The script is round, rich in meaning but still quite safe
One point helps The Builder Conquering the audience and critics is the film’s well-constructed story and a reasonable narrative. The film’s script is influenced by science fiction blockbusters such as The Terminator, The Matrix nice Blade Runner 2049. This direction helps the project have a fairly well-rounded, reasonably developed story but somehow creates a familiar, overlapping feeling.
On his journey to find his wife, Joshua is drawn into a new journey when he discovers that the weapon developed by the AI side is Alphie – a half-human, half-machine child who possesses the superpower of controlling technology through his mind. This episode is not strange to followers of this film genre.
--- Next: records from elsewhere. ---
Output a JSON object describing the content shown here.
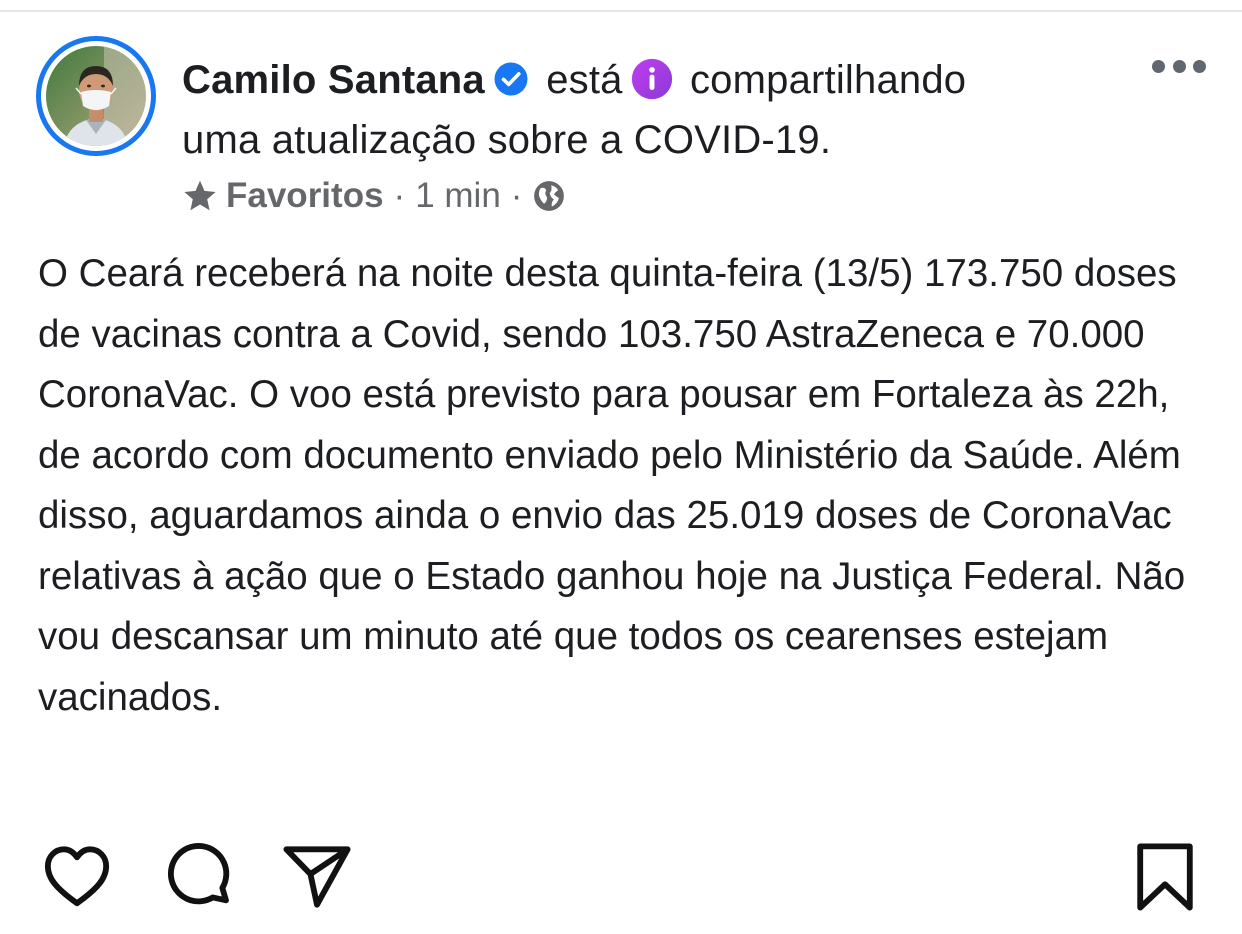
{
  "post": {
    "author": "Camilo Santana",
    "header_verb": "está",
    "header_action": "compartilhando",
    "header_rest": "uma atualização sobre a COVID-19.",
    "meta": {
      "group": "Favoritos",
      "separator": "·",
      "time": "1 min"
    },
    "body": "O Ceará receberá na noite desta quinta-feira (13/5) 173.750 doses de vacinas contra a Covid, sendo 103.750 AstraZeneca e 70.000 CoronaVac. O voo está previsto para pousar em Fortaleza às 22h, de acordo com documento enviado pelo Ministério da Saúde. Além disso, aguardamos ainda o envio das 25.019 doses de CoronaVac relativas à ação que o Estado ganhou hoje na Justiça Federal. Não vou descansar um minuto até que todos os cearenses estejam vacinados."
  },
  "icons": {
    "verified": "verified-badge-icon",
    "info": "info-icon",
    "star": "star-icon",
    "globe": "globe-icon",
    "more": "more-horizontal-icon",
    "like": "heart-icon",
    "comment": "comment-bubble-icon",
    "share": "paper-plane-icon",
    "save": "bookmark-icon"
  },
  "colors": {
    "verified_blue": "#1877f2",
    "info_purple": "#a33be0",
    "avatar_ring": "#1877f2",
    "meta_gray": "#65676b",
    "text": "#1c1e21"
  }
}
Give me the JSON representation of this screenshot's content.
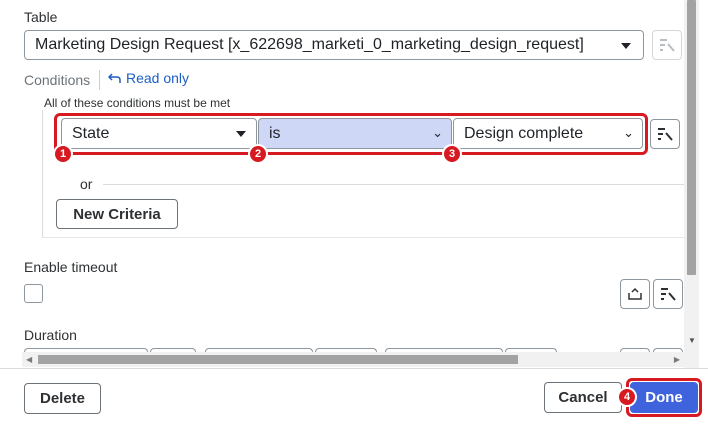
{
  "table": {
    "label": "Table",
    "value": "Marketing Design Request [x_622698_marketi_0_marketing_design_request]"
  },
  "conditions": {
    "label": "Conditions",
    "read_only": "Read only",
    "must_be_met": "All of these conditions must be met",
    "field": "State",
    "operator": "is",
    "value": "Design complete",
    "or_label": "or",
    "new_criteria": "New Criteria"
  },
  "badges": [
    "1",
    "2",
    "3",
    "4"
  ],
  "enable_timeout": {
    "label": "Enable timeout",
    "checked": false
  },
  "duration": {
    "label": "Duration"
  },
  "footer": {
    "delete": "Delete",
    "cancel": "Cancel",
    "done": "Done"
  },
  "colors": {
    "highlight": "#d71921",
    "operator_bg": "#cfd7f7",
    "done_bg": "#3e63dd",
    "link": "#1b5fc1"
  }
}
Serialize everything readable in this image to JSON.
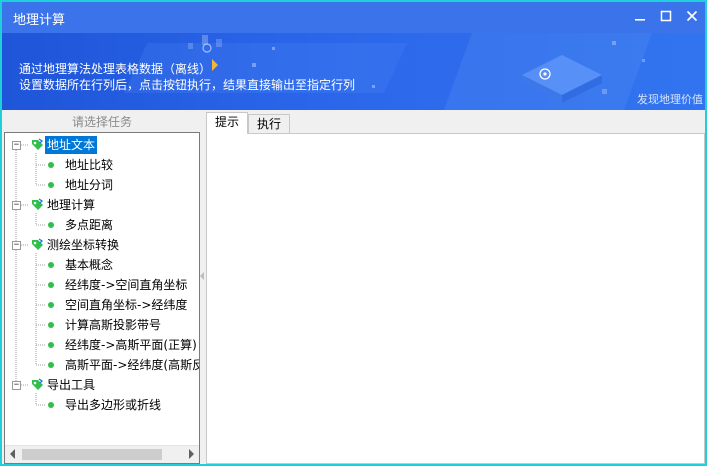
{
  "window": {
    "title": "地理计算"
  },
  "banner": {
    "line1": "通过地理算法处理表格数据（离线）",
    "line2": "设置数据所在行列后，点击按钮执行，结果直接输出至指定行列",
    "slogan": "发现地理价值"
  },
  "task_panel": {
    "header": "请选择任务",
    "groups": [
      {
        "label": "地址文本",
        "expanded": true,
        "selected": true,
        "items": [
          "地址比较",
          "地址分词"
        ]
      },
      {
        "label": "地理计算",
        "expanded": true,
        "items": [
          "多点距离"
        ]
      },
      {
        "label": "测绘坐标转换",
        "expanded": true,
        "items": [
          "基本概念",
          "经纬度->空间直角坐标",
          "空间直角坐标->经纬度",
          "计算高斯投影带号",
          "经纬度->高斯平面(正算)",
          "高斯平面->经纬度(高斯反"
        ]
      },
      {
        "label": "导出工具",
        "expanded": true,
        "items": [
          "导出多边形或折线"
        ]
      }
    ],
    "expander_symbol": "−"
  },
  "tabs": [
    {
      "label": "提示",
      "active": true
    },
    {
      "label": "执行",
      "active": false
    }
  ],
  "colors": {
    "title_bar": "#3b74ea",
    "window_border": "#1ed0d9",
    "selection": "#0078d7",
    "leaf_dot": "#2fbf4a"
  }
}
Because of that, observant audiences can easily guess the story early onThe Builder Where will it go and how will it develop?
However, director Gareth Edwards cleverly incorporated many philosophical details to elevate the script, helping the film’s story not to be shallow or stop at the level of simple action and entertainment. Overall, The Builder takes viewers to find answers to questions about the relationship between humans and technology. If machines also have thoughts and emotions, humanity also needs to treat them with respect and compassion, not simply as tools and servants. Is oppression and violence against machines considered inhumane actions?
Those messages are clearly expressed through the relationship between the male protagonist Joshua and the robot Alphie. “Will I go to heaven?”, the little robot girl asked, making the spy confused before he could think of an answer. Or the way he explained to Alphie when killing her fellow humans that it was just “shutdown”, not “death”. Those little details help somewhat The Builder becomes a science-fiction work that is not only rich in entertainment but also has depth, provoking the viewer’s thoughts. However, the integration of philosophical ideas also makes the dialogue in the film sometimes feel quite fake and cliché.
Impressive effects, well-rounded acting from the cast
Right after launch, The Builder received a shower of compliments from audiences and critics for the film’s visuals. After a series of projects that were criticized for being too careless in terms of techniques, Hollywood has now introduced another science-fiction project that is done so meticulously. Many international critics even commented that this is one of the films with the best visuals and effects from the beginning of the year until now, and is a strong candidate for technical categories for the upcoming Oscar season. .
The robots in the movie appear very realistic, have very reasonable expressions and movements. A small minus point here is that the crew is not really creative in the creation stage, not being able to introduce a single robot that leaves a bold mark in the hearts of the audience. One impressive thing is the crew The Builder It was able to do that with a budget of only about 80 million USD, which is very modest when compared to other blockbusters of the same genre.
The acting of the main cast is also a highlight The Builder. After Tenets, John David Washington shows that he is very suitable for the role of a spy whose life is always placed on the boundary between life and death. In this project, he must show the journey of changing his thinking from someone who only considers machines as tools until realizing that they are the ultimate precious things to him. Child actress Madeleine Yuna Voyle also had an impressive transformation when playing the robot baby Alphie. Thanks to his saintly face and innocent acting style, the character occupies the spotlight in scenes that push emotions to the climax of the film.
The Creator is one of Hollywood’s most watchable science-fiction projects in recent years. Choosing Asia as the main setting partly helps bring many new points to the film. Director Gareth Edwards successfully completed his task by delivering a blockbuster that is neat in image and well-rounded in content. Although not strong enough to rise to the level of a classic, the work is like a breath of fresh air in this genre that seems to have been exhausted by international filmmakers.